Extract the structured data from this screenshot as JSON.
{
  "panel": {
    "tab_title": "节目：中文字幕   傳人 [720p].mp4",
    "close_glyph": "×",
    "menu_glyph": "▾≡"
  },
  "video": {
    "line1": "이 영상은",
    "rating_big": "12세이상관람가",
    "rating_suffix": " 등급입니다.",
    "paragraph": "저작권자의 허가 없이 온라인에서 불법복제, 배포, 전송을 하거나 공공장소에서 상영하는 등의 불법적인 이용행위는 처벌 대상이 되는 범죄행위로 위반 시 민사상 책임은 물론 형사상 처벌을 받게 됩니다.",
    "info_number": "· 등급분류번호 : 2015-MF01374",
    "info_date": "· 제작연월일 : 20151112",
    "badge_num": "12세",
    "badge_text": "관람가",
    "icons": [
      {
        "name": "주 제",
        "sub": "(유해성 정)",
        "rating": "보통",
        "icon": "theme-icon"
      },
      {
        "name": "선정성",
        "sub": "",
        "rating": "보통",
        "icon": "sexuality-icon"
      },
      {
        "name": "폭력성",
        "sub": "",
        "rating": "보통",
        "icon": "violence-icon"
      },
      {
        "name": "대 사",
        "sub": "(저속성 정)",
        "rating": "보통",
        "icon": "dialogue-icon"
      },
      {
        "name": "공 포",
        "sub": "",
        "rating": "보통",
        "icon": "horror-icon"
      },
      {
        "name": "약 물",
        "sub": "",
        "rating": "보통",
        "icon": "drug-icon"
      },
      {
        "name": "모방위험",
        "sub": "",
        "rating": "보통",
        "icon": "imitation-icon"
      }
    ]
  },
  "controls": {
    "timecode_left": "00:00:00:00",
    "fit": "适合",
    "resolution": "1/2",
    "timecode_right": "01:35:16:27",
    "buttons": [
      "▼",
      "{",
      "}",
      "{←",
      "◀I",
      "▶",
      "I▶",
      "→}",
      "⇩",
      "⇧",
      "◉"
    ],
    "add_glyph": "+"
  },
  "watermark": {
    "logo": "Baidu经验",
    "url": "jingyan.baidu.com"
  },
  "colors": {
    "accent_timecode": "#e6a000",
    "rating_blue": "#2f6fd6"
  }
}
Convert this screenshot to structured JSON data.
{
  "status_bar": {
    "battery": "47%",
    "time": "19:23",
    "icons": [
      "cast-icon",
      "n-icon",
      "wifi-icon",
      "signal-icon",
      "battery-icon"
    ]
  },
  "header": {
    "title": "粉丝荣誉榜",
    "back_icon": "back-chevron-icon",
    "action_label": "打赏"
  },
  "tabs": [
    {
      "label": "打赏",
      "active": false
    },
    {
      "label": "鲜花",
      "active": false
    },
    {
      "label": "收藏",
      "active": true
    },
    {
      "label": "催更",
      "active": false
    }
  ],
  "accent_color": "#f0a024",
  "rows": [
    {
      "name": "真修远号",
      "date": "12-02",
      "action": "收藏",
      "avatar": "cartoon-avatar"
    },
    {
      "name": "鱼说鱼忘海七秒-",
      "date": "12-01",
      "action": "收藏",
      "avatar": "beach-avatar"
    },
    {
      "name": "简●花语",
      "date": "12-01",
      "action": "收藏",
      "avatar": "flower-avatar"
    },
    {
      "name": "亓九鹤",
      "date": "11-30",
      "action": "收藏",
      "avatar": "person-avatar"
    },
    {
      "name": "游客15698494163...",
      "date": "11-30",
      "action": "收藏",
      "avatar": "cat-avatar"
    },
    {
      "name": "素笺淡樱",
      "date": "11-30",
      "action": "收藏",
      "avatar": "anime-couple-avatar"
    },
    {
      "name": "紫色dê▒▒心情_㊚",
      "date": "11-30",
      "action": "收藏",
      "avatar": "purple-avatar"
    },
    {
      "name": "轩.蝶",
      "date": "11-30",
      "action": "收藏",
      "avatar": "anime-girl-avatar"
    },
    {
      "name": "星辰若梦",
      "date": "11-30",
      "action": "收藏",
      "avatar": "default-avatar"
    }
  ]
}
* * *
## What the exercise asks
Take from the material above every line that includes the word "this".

## Response to the task
Extract the structured data from this screenshot as JSON.
Convert this screenshot to structured JSON data.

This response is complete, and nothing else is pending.